In a downturn demand for these products is likely to fall. And if it does so will VAT revenues, and so sales revenues, and so employment, and so PAYE, and in turn profits, and so corporation tax, and so on. And if you think we have to raise tax before we can afford any public service then the outcome will be a political demand to cut services such as the NHS on the grounds that 'we can no longer afford it'. But that's not true. Just as it has, for a long time, been untrue that we can only afford to educate our young people if we have a City of London teeming with dodgy financial dealing.

It should be obvious that the demand for education, healthcare and other essential public services  has almost no correlation with demand for  handbags, flatscreen TVs and so many other items.    I am not saying there is no relationship:  I am suggesting the link is very small indeed.  What is more, the skill set required to deliver healthcare, education and other such services does not heavily overlap with those required to meet marginal consumer demand.  Again, I stress there must be some overlap, but it is limited,  and if that is true then to cut the supply of essential public services because demand for tax abuse in the city or conspicuous consumption the High Street  has fallen is simply perverse.
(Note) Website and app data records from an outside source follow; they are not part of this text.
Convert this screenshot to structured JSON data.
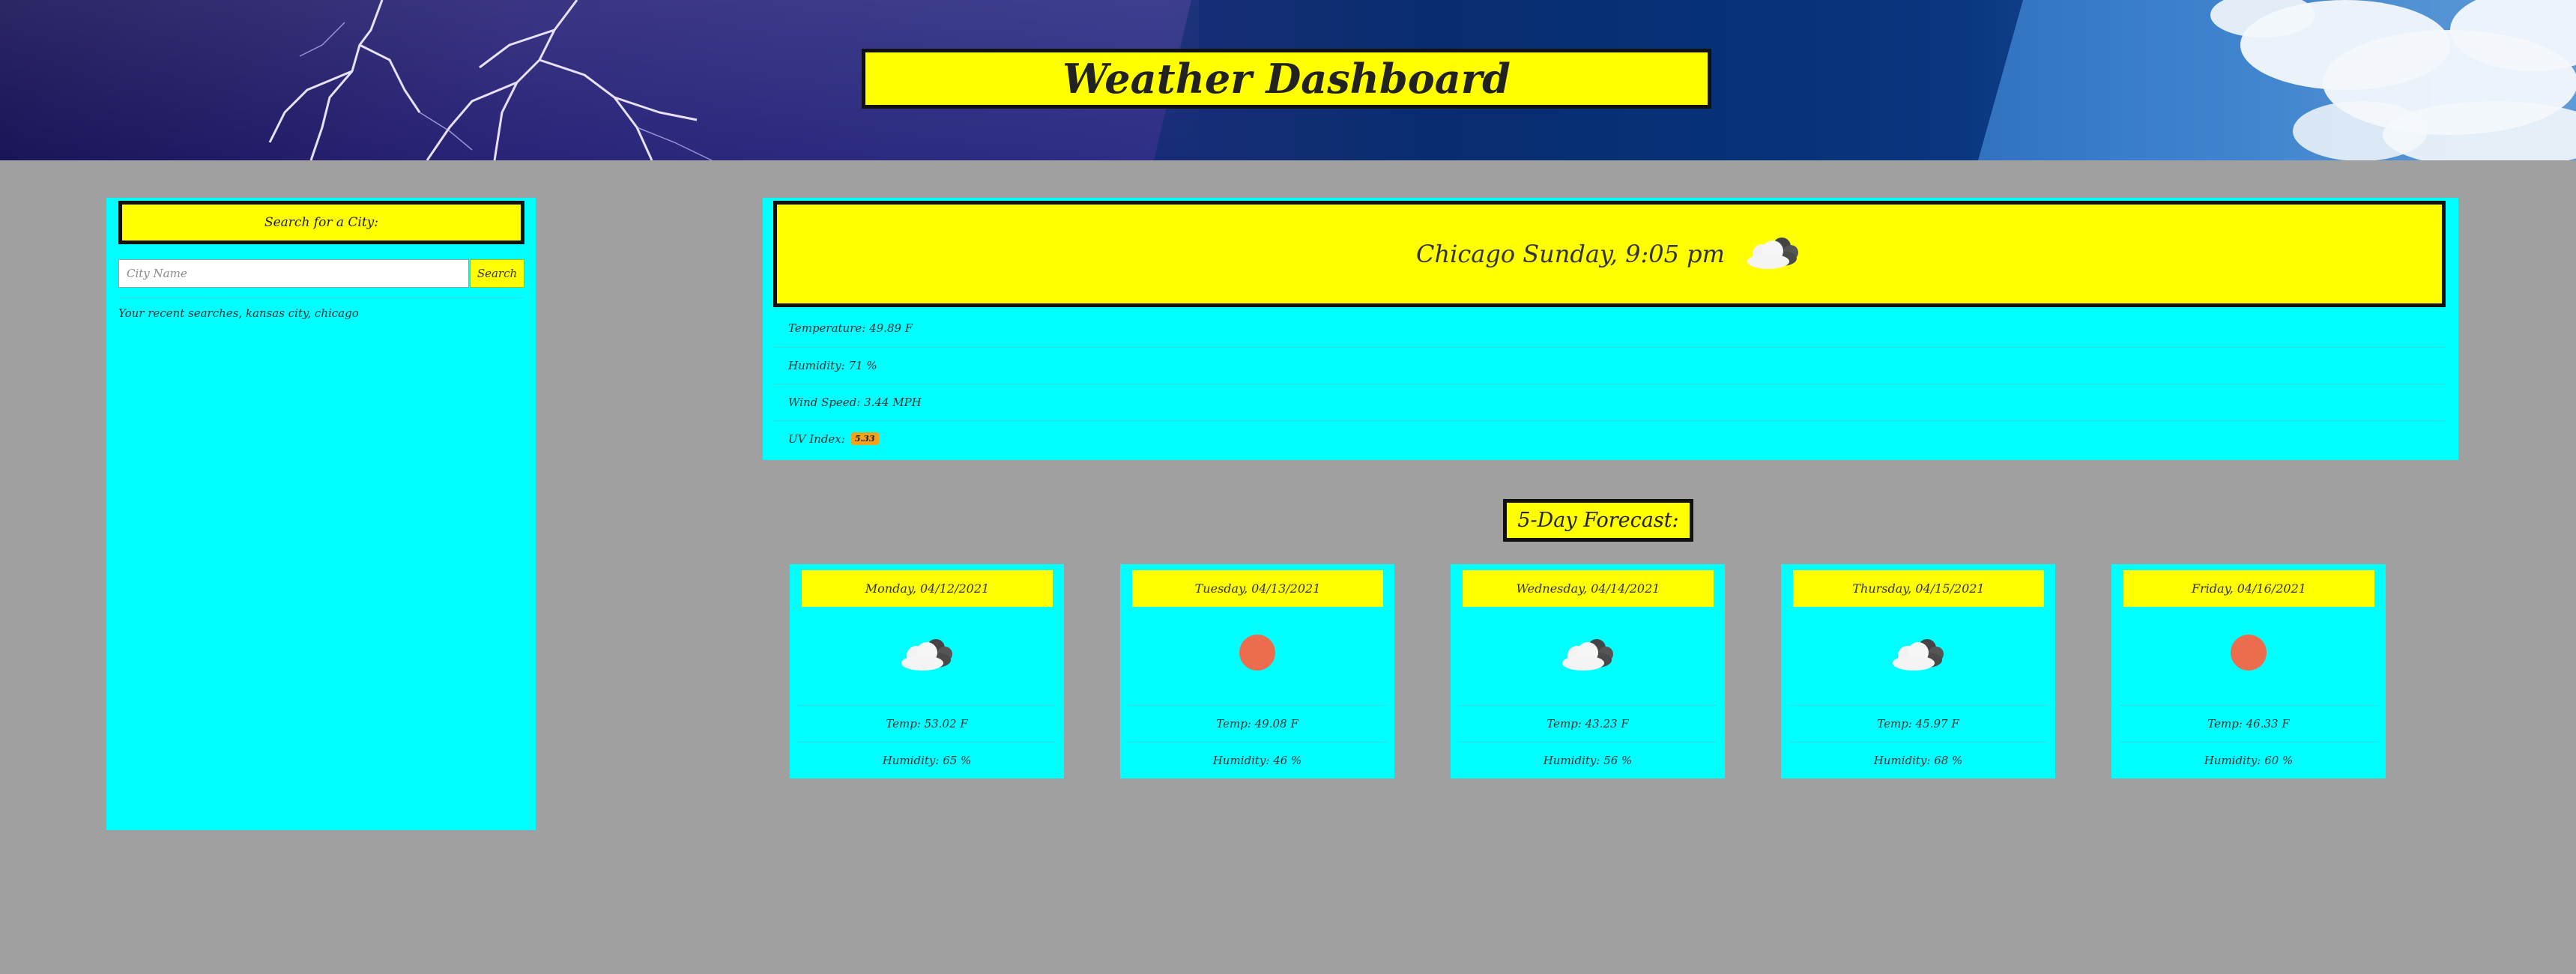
{
  "header": {
    "title": "Weather Dashboard"
  },
  "sidebar": {
    "heading": "Search for a City:",
    "input_placeholder": "City Name",
    "input_value": "",
    "search_label": "Search",
    "recent_text": "Your recent searches, kansas city, chicago"
  },
  "current": {
    "heading": "Chicago Sunday, 9:05 pm",
    "icon": "clouds-icon",
    "temperature": "Temperature: 49.89 F",
    "humidity": "Humidity: 71 %",
    "wind": "Wind Speed: 3.44 MPH",
    "uv_label": "UV Index:",
    "uv_value": "5.33",
    "uv_color": "#f4a21a"
  },
  "forecast": {
    "title": "5-Day Forecast:",
    "days": [
      {
        "date": "Monday, 04/12/2021",
        "icon": "clouds-icon",
        "temp": "Temp: 53.02 F",
        "humidity": "Humidity: 65 %"
      },
      {
        "date": "Tuesday, 04/13/2021",
        "icon": "sun-icon",
        "temp": "Temp: 49.08 F",
        "humidity": "Humidity: 46 %"
      },
      {
        "date": "Wednesday, 04/14/2021",
        "icon": "clouds-icon",
        "temp": "Temp: 43.23 F",
        "humidity": "Humidity: 56 %"
      },
      {
        "date": "Thursday, 04/15/2021",
        "icon": "clouds-icon",
        "temp": "Temp: 45.97 F",
        "humidity": "Humidity: 68 %"
      },
      {
        "date": "Friday, 04/16/2021",
        "icon": "sun-icon",
        "temp": "Temp: 46.33 F",
        "humidity": "Humidity: 60 %"
      }
    ]
  },
  "colors": {
    "accent_yellow": "#ffff00",
    "panel_cyan": "#00ffff",
    "page_gray": "#a0a0a0",
    "sun": "#ec6d4e"
  }
}
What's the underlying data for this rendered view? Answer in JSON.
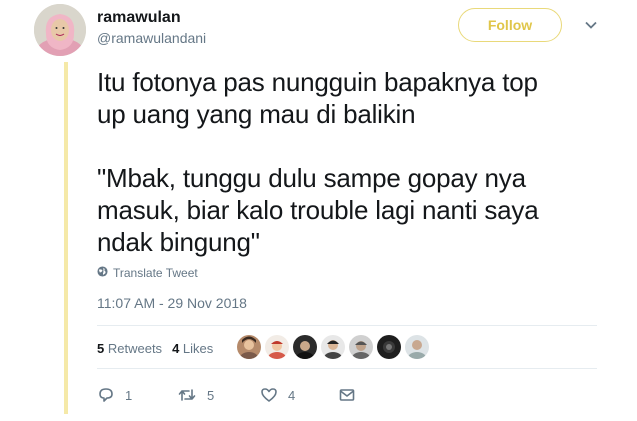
{
  "user": {
    "name": "ramawulan",
    "handle": "@ramawulandani"
  },
  "follow_label": "Follow",
  "tweet": {
    "text": "Itu fotonya pas nungguin bapaknya top\nup uang yang mau di balikin\n\n\"Mbak, tunggu dulu sampe gopay nya\nmasuk, biar kalo trouble lagi nanti saya\nndak bingung\""
  },
  "translate_label": "Translate Tweet",
  "timestamp": "11:07 AM - 29 Nov 2018",
  "stats": {
    "retweets_count": "5",
    "retweets_label": "Retweets",
    "likes_count": "4",
    "likes_label": "Likes"
  },
  "actions": {
    "reply_count": "1",
    "retweet_count": "5",
    "like_count": "4"
  },
  "colors": {
    "accent": "#e0c64a",
    "thread_line": "#f5e9a8",
    "muted": "#657786"
  }
}
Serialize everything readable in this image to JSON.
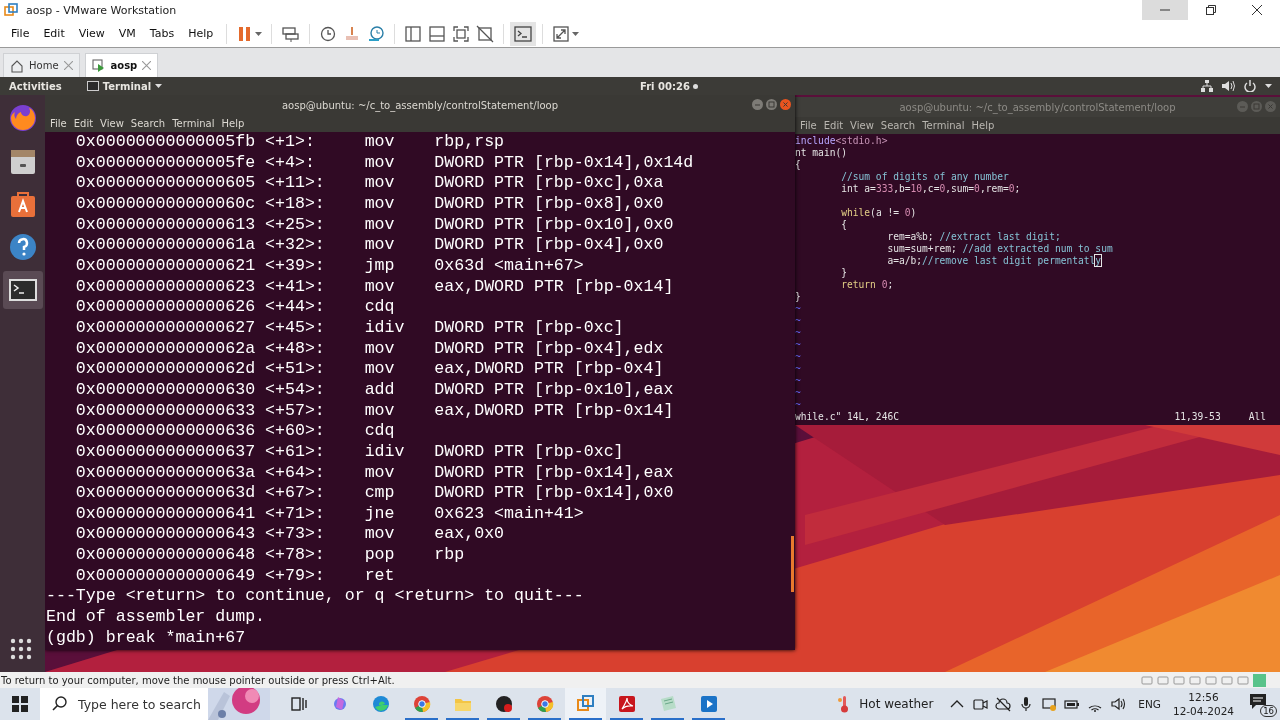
{
  "window": {
    "title": "aosp - VMware Workstation"
  },
  "menu": [
    "File",
    "Edit",
    "View",
    "VM",
    "Tabs",
    "Help"
  ],
  "tabs": [
    {
      "label": "Home",
      "selected": false
    },
    {
      "label": "aosp",
      "selected": true
    }
  ],
  "guest": {
    "activities": "Activities",
    "app_menu": "Terminal",
    "clock": "Fri 00:26",
    "dock": [
      {
        "selected": false
      },
      {
        "selected": false
      },
      {
        "selected": false
      },
      {
        "selected": false
      },
      {
        "selected": true
      }
    ],
    "gdb_terminal": {
      "title": "aosp@ubuntu: ~/c_to_assembly/controlStatement/loop",
      "active": true,
      "menu": [
        "File",
        "Edit",
        "View",
        "Search",
        "Terminal",
        "Help"
      ],
      "lines": [
        {
          "kind": "instruction",
          "text": "0x00000000000005fb <+1>:\tmov    rbp,rsp"
        },
        {
          "kind": "instruction",
          "text": "0x00000000000005fe <+4>:\tmov    DWORD PTR [rbp-0x14],0x14d"
        },
        {
          "kind": "instruction",
          "text": "0x0000000000000605 <+11>:\tmov    DWORD PTR [rbp-0xc],0xa"
        },
        {
          "kind": "instruction",
          "text": "0x000000000000060c <+18>:\tmov    DWORD PTR [rbp-0x8],0x0"
        },
        {
          "kind": "instruction",
          "text": "0x0000000000000613 <+25>:\tmov    DWORD PTR [rbp-0x10],0x0"
        },
        {
          "kind": "instruction",
          "text": "0x000000000000061a <+32>:\tmov    DWORD PTR [rbp-0x4],0x0"
        },
        {
          "kind": "instruction",
          "text": "0x0000000000000621 <+39>:\tjmp    0x63d <main+67>"
        },
        {
          "kind": "instruction",
          "text": "0x0000000000000623 <+41>:\tmov    eax,DWORD PTR [rbp-0x14]"
        },
        {
          "kind": "instruction",
          "text": "0x0000000000000626 <+44>:\tcdq"
        },
        {
          "kind": "instruction",
          "text": "0x0000000000000627 <+45>:\tidiv   DWORD PTR [rbp-0xc]"
        },
        {
          "kind": "instruction",
          "text": "0x000000000000062a <+48>:\tmov    DWORD PTR [rbp-0x4],edx"
        },
        {
          "kind": "instruction",
          "text": "0x000000000000062d <+51>:\tmov    eax,DWORD PTR [rbp-0x4]"
        },
        {
          "kind": "instruction",
          "text": "0x0000000000000630 <+54>:\tadd    DWORD PTR [rbp-0x10],eax"
        },
        {
          "kind": "instruction",
          "text": "0x0000000000000633 <+57>:\tmov    eax,DWORD PTR [rbp-0x14]"
        },
        {
          "kind": "instruction",
          "text": "0x0000000000000636 <+60>:\tcdq"
        },
        {
          "kind": "instruction",
          "text": "0x0000000000000637 <+61>:\tidiv   DWORD PTR [rbp-0xc]"
        },
        {
          "kind": "instruction",
          "text": "0x000000000000063a <+64>:\tmov    DWORD PTR [rbp-0x14],eax"
        },
        {
          "kind": "instruction",
          "text": "0x000000000000063d <+67>:\tcmp    DWORD PTR [rbp-0x14],0x0"
        },
        {
          "kind": "instruction",
          "text": "0x0000000000000641 <+71>:\tjne    0x623 <main+41>"
        },
        {
          "kind": "instruction",
          "text": "0x0000000000000643 <+73>:\tmov    eax,0x0"
        },
        {
          "kind": "instruction",
          "text": "0x0000000000000648 <+78>:\tpop    rbp"
        },
        {
          "kind": "instruction",
          "text": "0x0000000000000649 <+79>:\tret"
        },
        {
          "kind": "output",
          "text": "---Type <return> to continue, or q <return> to quit---"
        },
        {
          "kind": "output",
          "text": "End of assembler dump."
        },
        {
          "kind": "prompt",
          "text": "(gdb) break *main+67"
        }
      ]
    },
    "vim_terminal": {
      "title": "aosp@ubuntu: ~/c_to_assembly/controlStatement/loop",
      "active": false,
      "menu": [
        "File",
        "Edit",
        "View",
        "Search",
        "Terminal",
        "Help"
      ],
      "lines": [
        {
          "kind": "code",
          "segments": [
            {
              "kind": "preproc",
              "text": "include"
            },
            {
              "kind": "header",
              "text": "<stdio.h>"
            }
          ]
        },
        {
          "kind": "code",
          "segments": [
            {
              "kind": "normal",
              "text": "nt main()"
            }
          ]
        },
        {
          "kind": "code",
          "segments": [
            {
              "kind": "normal",
              "text": "{"
            }
          ]
        },
        {
          "kind": "code",
          "segments": [
            {
              "kind": "comment",
              "text": "\t//sum of digits of any number"
            }
          ]
        },
        {
          "kind": "code",
          "segments": [
            {
              "kind": "normal",
              "text": "\tint a="
            },
            {
              "kind": "number",
              "text": "333"
            },
            {
              "kind": "normal",
              "text": ",b="
            },
            {
              "kind": "number",
              "text": "10"
            },
            {
              "kind": "normal",
              "text": ",c="
            },
            {
              "kind": "number",
              "text": "0"
            },
            {
              "kind": "normal",
              "text": ",sum="
            },
            {
              "kind": "number",
              "text": "0"
            },
            {
              "kind": "normal",
              "text": ",rem="
            },
            {
              "kind": "number",
              "text": "0"
            },
            {
              "kind": "normal",
              "text": ";"
            }
          ]
        },
        {
          "kind": "blank"
        },
        {
          "kind": "code",
          "segments": [
            {
              "kind": "keyword",
              "text": "\twhile"
            },
            {
              "kind": "normal",
              "text": "(a != "
            },
            {
              "kind": "number",
              "text": "0"
            },
            {
              "kind": "normal",
              "text": ")"
            }
          ]
        },
        {
          "kind": "code",
          "segments": [
            {
              "kind": "normal",
              "text": "\t{"
            }
          ]
        },
        {
          "kind": "code",
          "segments": [
            {
              "kind": "normal",
              "text": "\t\trem=a%b; "
            },
            {
              "kind": "comment",
              "text": "//extract last digit;"
            }
          ]
        },
        {
          "kind": "code",
          "segments": [
            {
              "kind": "normal",
              "text": "\t\tsum=sum+rem; "
            },
            {
              "kind": "comment",
              "text": "//add extracted num to sum"
            }
          ]
        },
        {
          "kind": "code",
          "segments": [
            {
              "kind": "normal",
              "text": "\t\ta=a/b;"
            },
            {
              "kind": "comment",
              "text": "//remove last digit permentatl"
            },
            {
              "kind": "cursor",
              "text": "y"
            }
          ]
        },
        {
          "kind": "code",
          "segments": [
            {
              "kind": "normal",
              "text": "\t}"
            }
          ]
        },
        {
          "kind": "code",
          "segments": [
            {
              "kind": "keyword",
              "text": "\treturn "
            },
            {
              "kind": "number",
              "text": "0"
            },
            {
              "kind": "normal",
              "text": ";"
            }
          ]
        },
        {
          "kind": "code",
          "segments": [
            {
              "kind": "normal",
              "text": "}"
            }
          ]
        },
        {
          "kind": "tilde",
          "text": "~"
        },
        {
          "kind": "tilde",
          "text": "~"
        },
        {
          "kind": "tilde",
          "text": "~"
        },
        {
          "kind": "tilde",
          "text": "~"
        },
        {
          "kind": "tilde",
          "text": "~"
        },
        {
          "kind": "tilde",
          "text": "~"
        },
        {
          "kind": "tilde",
          "text": "~"
        },
        {
          "kind": "tilde",
          "text": "~"
        },
        {
          "kind": "tilde",
          "text": "~"
        }
      ],
      "status_file": "while.c\" 14L, 246C",
      "status_position": "11,39-53",
      "status_scroll": "All"
    }
  },
  "status_message": "To return to your computer, move the mouse pointer outside or press Ctrl+Alt.",
  "taskbar": {
    "search_placeholder": "Type here to search",
    "apps": [
      {
        "running": false,
        "selected": false
      },
      {
        "running": false,
        "selected": false
      },
      {
        "running": false,
        "selected": false
      },
      {
        "running": true,
        "selected": false
      },
      {
        "running": true,
        "selected": false
      },
      {
        "running": true,
        "selected": false
      },
      {
        "running": true,
        "selected": false
      },
      {
        "running": true,
        "selected": true
      },
      {
        "running": true,
        "selected": false
      },
      {
        "running": true,
        "selected": false
      },
      {
        "running": true,
        "selected": false
      }
    ],
    "weather": "Hot weather",
    "language": "ENG",
    "time": "12:56",
    "date": "12-04-2024",
    "notifications": "16"
  }
}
As a matter of fact it is simply not true that we cannot afford essential public services if there is a shortage of demand for wholly unconnected consumer spending. Very obviously, if we reduce the supply of public services because of a shortfall in  private demand we are simply delivering a double whammy to the economy:  it is as if we would wish to punish ourselves for not consuming excessively,  and the sole us of the claim that we must have tax revenues to pay for public services, and that only the private sector can generate those tax revenues, is the justification for that economic imposition of harm.

The reality is that tax does not pay for public services.  As I have argued in The Joy of Tax,  historically governments always spent before they taxed, and the tax that they raised was used to repay the loans they took out to initially meet their costs.  Since the time the governments have had central banks technically they have not even needed to borrow to meet their initial costs: they can just run central government deficits,  although gilt sales have traditionally, and with good reason, been associated with those deficits.  But, however it is looked at, the spend comes first and tax come second, and at a time when there is no risk of inflation (as now) but there is a high risk of  under and unemployment (as now) and at a time when there is a high demand for government bonds (as now) then there is absolutely no reason why a shortfall in tax revenues should result in a cut in government spending. Just as there is almost no overlap in the demand for and supply of public services and the demand for supply of many more marginal consumer items, so is there almost no overlap between the ability of society to pay for those public services and the flow of taxes generated by marginal consumer spending, which is the most commonly forgone spending in the event of an economic downturn.

To put it another way, the supply of health  care in this country is not dependent upon the number of handbags that we  consume.  Instead, the supply of that healthcare is entirely dependent upon our ability to pay those people who have the skills to supply it ( or education,  defence, law and order, and all the other essential services,  as well as benefit payments and social support).  And, crucially,  that ability to pay in a downturn, which may be coming our way, is not dependent upon a short-term capacity to tax but is instead dependent upon the government's ability to sell long-term debt, for which at present  there appears to be considerable demand, with no sign of that changing.  What is more, when that debt can be issued at such low cost, with almost no prospect that effective repayment will ever be demanded (as now) then to ignore that opportunity would be almost criminal.

I sincerely hope the Treasury understand this. I am not sure that they do.